Exercise inputs
################

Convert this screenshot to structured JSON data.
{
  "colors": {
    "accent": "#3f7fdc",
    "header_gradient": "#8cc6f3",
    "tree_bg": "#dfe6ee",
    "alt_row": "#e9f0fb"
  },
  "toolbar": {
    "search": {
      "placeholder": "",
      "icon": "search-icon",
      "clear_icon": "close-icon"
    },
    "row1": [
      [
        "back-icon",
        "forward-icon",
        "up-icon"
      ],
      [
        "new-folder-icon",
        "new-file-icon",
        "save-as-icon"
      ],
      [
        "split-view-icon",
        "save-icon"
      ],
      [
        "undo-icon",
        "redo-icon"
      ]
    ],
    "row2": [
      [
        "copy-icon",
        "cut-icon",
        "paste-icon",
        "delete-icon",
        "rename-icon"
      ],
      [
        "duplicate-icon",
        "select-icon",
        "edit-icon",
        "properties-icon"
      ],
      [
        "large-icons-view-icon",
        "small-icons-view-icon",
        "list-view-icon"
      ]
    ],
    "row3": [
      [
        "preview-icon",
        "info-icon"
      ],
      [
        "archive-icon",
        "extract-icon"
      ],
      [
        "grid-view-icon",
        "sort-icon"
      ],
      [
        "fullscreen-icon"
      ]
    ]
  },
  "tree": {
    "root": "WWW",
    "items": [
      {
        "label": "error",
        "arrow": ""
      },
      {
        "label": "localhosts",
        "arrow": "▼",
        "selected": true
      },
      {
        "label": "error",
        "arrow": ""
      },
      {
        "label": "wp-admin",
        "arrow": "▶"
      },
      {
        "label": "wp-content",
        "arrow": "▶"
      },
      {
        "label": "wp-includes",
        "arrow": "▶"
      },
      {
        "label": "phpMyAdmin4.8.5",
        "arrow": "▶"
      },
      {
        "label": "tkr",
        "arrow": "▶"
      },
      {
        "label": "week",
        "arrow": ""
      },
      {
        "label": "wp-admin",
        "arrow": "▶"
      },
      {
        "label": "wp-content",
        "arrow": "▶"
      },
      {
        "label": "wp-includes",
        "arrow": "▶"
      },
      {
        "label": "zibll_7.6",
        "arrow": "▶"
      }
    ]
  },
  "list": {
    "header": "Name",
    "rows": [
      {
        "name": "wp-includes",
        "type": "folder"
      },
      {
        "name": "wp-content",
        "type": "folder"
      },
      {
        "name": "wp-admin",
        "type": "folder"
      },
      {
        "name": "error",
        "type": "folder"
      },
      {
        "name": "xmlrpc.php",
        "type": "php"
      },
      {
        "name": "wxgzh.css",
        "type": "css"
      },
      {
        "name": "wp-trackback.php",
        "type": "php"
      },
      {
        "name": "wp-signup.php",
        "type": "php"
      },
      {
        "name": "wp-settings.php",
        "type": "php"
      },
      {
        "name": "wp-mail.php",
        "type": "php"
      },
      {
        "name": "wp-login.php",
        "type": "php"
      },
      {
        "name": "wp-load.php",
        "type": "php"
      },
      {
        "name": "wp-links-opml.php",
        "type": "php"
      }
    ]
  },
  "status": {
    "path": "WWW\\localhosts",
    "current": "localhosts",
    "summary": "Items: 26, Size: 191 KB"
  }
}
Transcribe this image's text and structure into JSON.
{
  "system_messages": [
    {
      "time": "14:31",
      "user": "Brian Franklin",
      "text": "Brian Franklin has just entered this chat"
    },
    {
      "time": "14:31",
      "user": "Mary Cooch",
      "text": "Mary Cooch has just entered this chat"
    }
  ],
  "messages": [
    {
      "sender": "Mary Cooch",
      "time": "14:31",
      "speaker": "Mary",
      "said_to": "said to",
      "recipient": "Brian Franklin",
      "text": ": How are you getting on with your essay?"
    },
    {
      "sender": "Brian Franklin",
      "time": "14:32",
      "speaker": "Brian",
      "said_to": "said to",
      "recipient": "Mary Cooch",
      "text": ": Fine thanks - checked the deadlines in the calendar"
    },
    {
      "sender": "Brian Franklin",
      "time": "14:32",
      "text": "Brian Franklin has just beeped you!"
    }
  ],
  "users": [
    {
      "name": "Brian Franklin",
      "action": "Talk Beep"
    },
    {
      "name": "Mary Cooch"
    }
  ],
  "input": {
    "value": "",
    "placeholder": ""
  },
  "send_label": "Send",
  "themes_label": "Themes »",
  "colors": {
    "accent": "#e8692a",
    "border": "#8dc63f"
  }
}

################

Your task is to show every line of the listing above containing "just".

Exercise result
      "text": "Brian Franklin has just entered this chat"
      "text": "Mary Cooch has just entered this chat"
      "text": "Brian Franklin has just beeped you!"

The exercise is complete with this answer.